* [Material for this exercise]
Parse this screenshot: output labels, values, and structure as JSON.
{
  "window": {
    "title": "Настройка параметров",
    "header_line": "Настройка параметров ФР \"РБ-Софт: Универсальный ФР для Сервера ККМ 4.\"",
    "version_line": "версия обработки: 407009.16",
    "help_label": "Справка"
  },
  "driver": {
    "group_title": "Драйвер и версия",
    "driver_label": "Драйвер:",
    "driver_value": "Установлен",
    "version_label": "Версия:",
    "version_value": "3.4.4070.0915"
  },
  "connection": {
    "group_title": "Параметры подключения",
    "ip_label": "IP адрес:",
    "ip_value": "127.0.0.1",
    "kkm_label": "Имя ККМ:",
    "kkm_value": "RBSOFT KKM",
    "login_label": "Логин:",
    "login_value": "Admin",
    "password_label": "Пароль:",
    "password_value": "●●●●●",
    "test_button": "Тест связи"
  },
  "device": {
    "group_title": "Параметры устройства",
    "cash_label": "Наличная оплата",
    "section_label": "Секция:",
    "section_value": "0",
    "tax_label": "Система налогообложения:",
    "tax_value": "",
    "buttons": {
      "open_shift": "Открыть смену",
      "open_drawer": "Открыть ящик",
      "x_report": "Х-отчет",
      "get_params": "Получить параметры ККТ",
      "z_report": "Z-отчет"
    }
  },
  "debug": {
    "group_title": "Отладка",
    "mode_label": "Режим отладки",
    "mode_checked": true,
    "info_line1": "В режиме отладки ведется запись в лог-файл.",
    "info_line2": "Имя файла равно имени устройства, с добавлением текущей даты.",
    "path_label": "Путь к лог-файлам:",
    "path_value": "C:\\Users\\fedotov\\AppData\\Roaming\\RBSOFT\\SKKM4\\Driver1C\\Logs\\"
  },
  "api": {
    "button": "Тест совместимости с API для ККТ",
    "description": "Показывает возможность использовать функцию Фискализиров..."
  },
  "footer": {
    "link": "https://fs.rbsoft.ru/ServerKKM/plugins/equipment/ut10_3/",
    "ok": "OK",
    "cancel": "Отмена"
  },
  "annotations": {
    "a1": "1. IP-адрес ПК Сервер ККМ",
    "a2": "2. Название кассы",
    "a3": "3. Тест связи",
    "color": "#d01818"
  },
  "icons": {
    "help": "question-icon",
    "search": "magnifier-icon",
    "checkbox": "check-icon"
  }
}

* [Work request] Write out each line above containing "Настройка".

* [Response]
    "title": "Настройка параметров",
    "header_line": "Настройка параметров ФР \"РБ-Софт: Универсальный ФР для Сервера ККМ 4.\"",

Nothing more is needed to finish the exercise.